Monday, December 18, 2006

Onward and Upward

I finished my grading yesterday at 5:22pm (only 22 min. late) and dutifully entered my grades online (O brave new world).

I'm done! I'm done! I'm done!

Now all I've got left: one letter of recommendation and two articles to send out.

One of the articles reminds me of an old warrior I'm sending out to battle for the fourth time. He's got a limp, a cripped left arm, and is creased with scars from previous battles, but his spirit is high and his heart is true. Please, someone, give him a home in a distinguished scholarly journal. It is the last wish of his old age. Don't make him tilt another windmill. He's also bit like the Black Knight in Monty Python and the Holy Grail, the one who keeps getting his limbs chopped off but defiantly won't give in: "I'm invincible!"

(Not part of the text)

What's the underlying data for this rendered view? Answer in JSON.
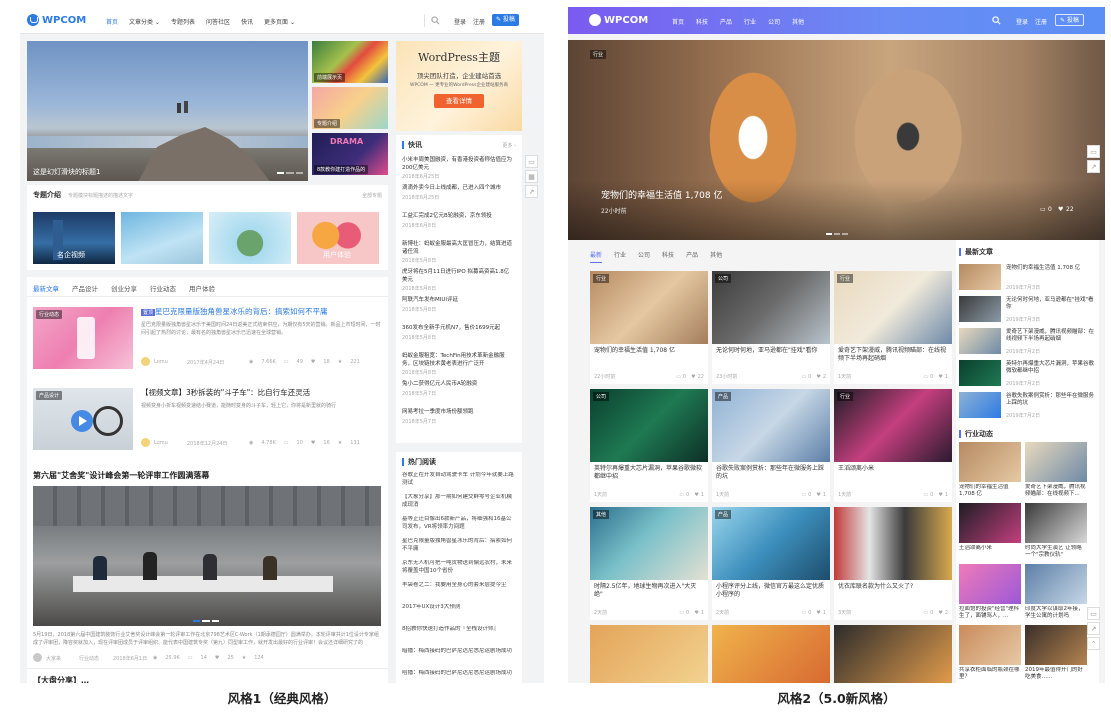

The trouble is that I know this is probably my best piece of work to date: It got me a job and a postdoc and important connections. But because it has inspired such vehemently mixed reactions (I love it! I detest it!) it has been rejected three times already, twice with no explanation or readers reports. Thus I'm a bit scared to send it out again. If you reject him once more, at least send him home on his shield.

Tomorrow I leave for "God's Country" in the midwest. I haven't been home in 6 months so it will be good to see everyone again. My parents throw a big party on Dec. 25th for all the non-Christians in town. It's called "Our thing on the 25th." It's become a big deal because it is the only event of its kind in town, so the house is completely packed with people and we usually run out of bagels and lox and wine early on. I haven't been home on the 25th for three years (because of MLA) so it will be good to catch up with people, though I hope they don't notice how much weight I've gained since grad school (I was pretty emaciated from 2003-2005).

Then I'm back here for three days to recuperate. Then I'm off to Montreal where I will happily spend the first two weeks of the New Year. I can't wait.

4 comments:

Flavia said...

Wow, what an impressive record (of sorts) for that essay of yours! The good news is that if it was rejected twice without even having been sent to readers, that probably means that the journals in question simply thought it wasn't right for their particular readership or focus--that happens all the time in scholarly *book* publishing, and it isn't usually a judgment on the work's quality at all. What did the third journal say? Did you get useful feedback?

The initial reader for what became my first published article HATED it. He hated it so much that he provided me with--and I'm totally serious here--a THIRTEEN-PAGE, SINGLE-SPACED review. It wasn't clear, though, that what he hated was actually what I'd written (his review included, among other bizarre things, a lecture on the Vietnam War). Luckily, the editor of the journal obviously thought the reviewer was crazy, too, and told me to make whatever revisions I wanted to, and send it back.

Point being, there's often no rhyme or reason to how publishing decisions are made. I'm sure you know that already, and it sounds as though you have faith in your warrior--but I thought I'd pitch in with a little extra encouragement for him anyway.

Happy break--

Jonathan said...

Just keep sending it out. The letter will eventually arrive. Journals are bent toward mediocrity because most reviewers have no imagination and mostly think of themselves as police, rather that creative thinkers.

And if you've got some time when you're in Mtl, drop a line. We're here.

muse said...

Flavia and Jonathan-- Thanks so much for taking the time to write such encouraging words. I'm lucky to have colleagues like you two in the blogosphere.

Oddly, flavia, only the first journal (the prestigious SQ) took the time to give me very useful (and some un-useful) comments and reviews. They wanted me to revise and resubmit but were quite positive about its fate. I did everything they asked and then they rejected it on the basis of a) completely new problems they had with it and b) a completely incorrect and erroneous philological assumption. Turns out their comments were useful, but hurt the article. It took me another year to realize that, though.

The second and third journals-- both more generalist and admittedly difficult to get into as a no-name --sent it back with no comments. Which makes me think it wasn't a good fit.

Since the only journal to express interest was a "specialist" (Renaissance) journal, next on the list are a number of top specialist journals. And I've cut out the hideous introduction SQ wanted me to append because I've come to see that it delays the argument and even reads like dipping.

I do know that I could send it to a decent-but-not-highly-competitive journal and get it published. But I'm ambitious, so I'm working my way down the list.

Hope you're having fun at MLA, f, and I'll see you in Montreal, j!

Pantagruelle said...

Are you in Montréal now? I'm still at my parents, but my flight arrives back in town at 9:30pm on New Year's Eve. How long are you in town for? We must meet up, so send me an email...